When using COPYTOCOPY to copy an inline image copy that was made by the REORG utility with the part range option you will need to specify individual DSNUM for the partitions to be copied. The COPYTOCOPY utility does not support part range. COPYTOCOPY will copy only the specified partition data from the input inline image copy data set into the output image copy data set.


To run the COPYTOCOPY utility it is not necessary to provide the explicit data set name of the image copy being copied. Instead, the input to the COPYTOCOPY utility is the name of the table space, index space, or index for which the original copy was made, and an indication of which image copy in the catalog should be copied. To specify this information COPYTOCOPY provides three options:

  1.         FROMLASTCOPY – indicates that the most recent image copy taken for the table space or index space is to be used as input to the COPYTOCOPY utility. The input could be either a full image copy or incremental copy. The utility will retrieve the information from the SYSIBM.SYSCOPY system catalog table.
  2.         FROMLASTFULLCOPY – indicates that the most recent full image copy taken for the object is to be used as the input to COPYTOCOPY job. Once again, this information is obtained by querying the DB2 Catalog.
  3.      FROMLASTINCRCOPY – indicates that the most recent incremental image copy taken for the object is to be used as the input to COPYTOCOPY job. FROMLASTINCRCOPY is not valid for index spaces or indexes. If FROMLASTINCRCOPY is specified for an index space or index, COPYTOCOPY will use the last full image copy that was taken for the index, if one is available. And once again, this information is obtained by querying the DB2 Catalog.

Of course, you may choose instead to specify the data set name for the image copy that is to be copied by the COPYTOCOPY utility. This can be accomplished by using the FROMCOPY clause. But keep in mind that when you are using COPYTOCOPY with a list of objects defined using the LISTDEF statement, the FROMCOPY clause is not valid.

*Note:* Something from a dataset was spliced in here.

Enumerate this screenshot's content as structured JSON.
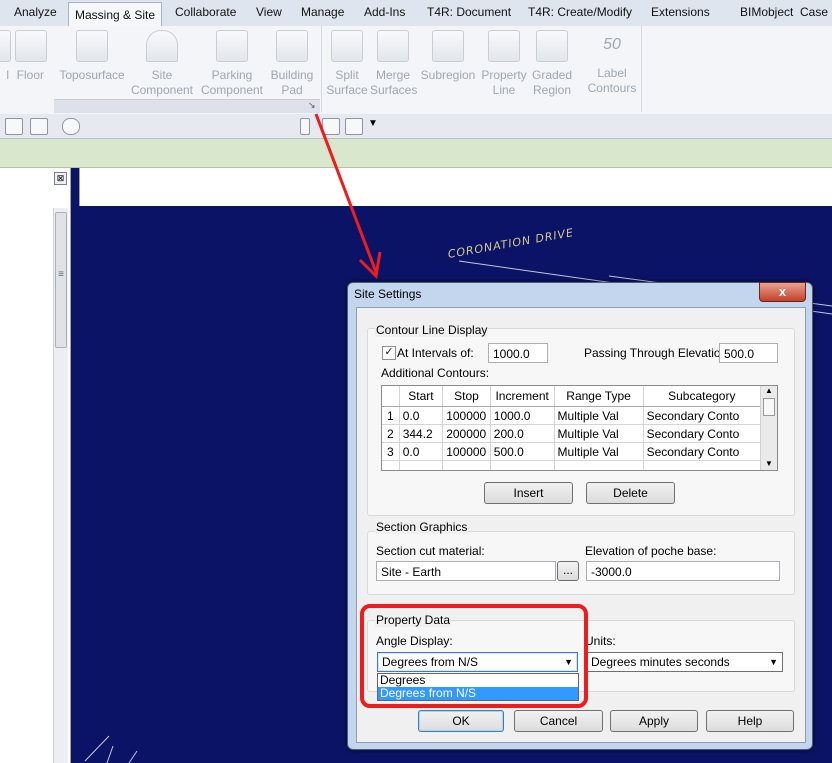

If the FROMCOPY keyword is not used the COPYTOCOPY utility must determine which specific image copy is to be copied. Before COPYTOCOPY can execute it may have to choose between the local site primary copy, local site backup copy, recovery site primary copy, and recovery site backup copy data sets. COPYTOCOPY will search image copies in the following order to determine the input data set to be used:
  •      If you are running COPYTOCOPY at your local site, the search order will be (1) local site primary copy, (2) local site backup copy, (3) recovery site primary copy, (4) recovery site backup copy.
  •       If you are running the utility at your recovery site, the search order will be (1) recovery site primary copy, (2) recovery site backup copy, (3) local site primary copy, then finally (4) local site backup copy.

If the input data set cannot be allocated or opened, the COPYTOCOPY utility will try to use the next image copy data with the same START_RBA value in SYSIBM.SYSCOPY column, in the search order as indicated previously. When the FROMCOPY keyword is used though, only the explicitly specified data set can be used as the input to COPYTOCOPY.

An Example of the COPYTOCOPY Utility

Let’s take a quick look at a sample JCL job step to run the COPYTOCOPY utility. The following code can be run to make a backup local image copy of the table space DSN8S71E in the sample DB2 database DSN8D71A. This will be either a full or incremental image copy, whichever was last run for this object:

//         UTPROC='',
//         SYSTEM='DB2T',DB2LEV=DB2A
//SYSIN    DD *
//         SPACE=(CYL,(15,1)),DISP=(NEW,CATLG,CATLG)
//SYSIN    DD *


Bottom Line

The COPYTOCOPY utility provides a useful new feature to the toolkit of DB2 DBAs. Using COPYTOCOPY to create additional image copies from existing image copies can enhance availability and assist DBAs in creating an optimal backup and recovery plan for their DB2 applications and databases.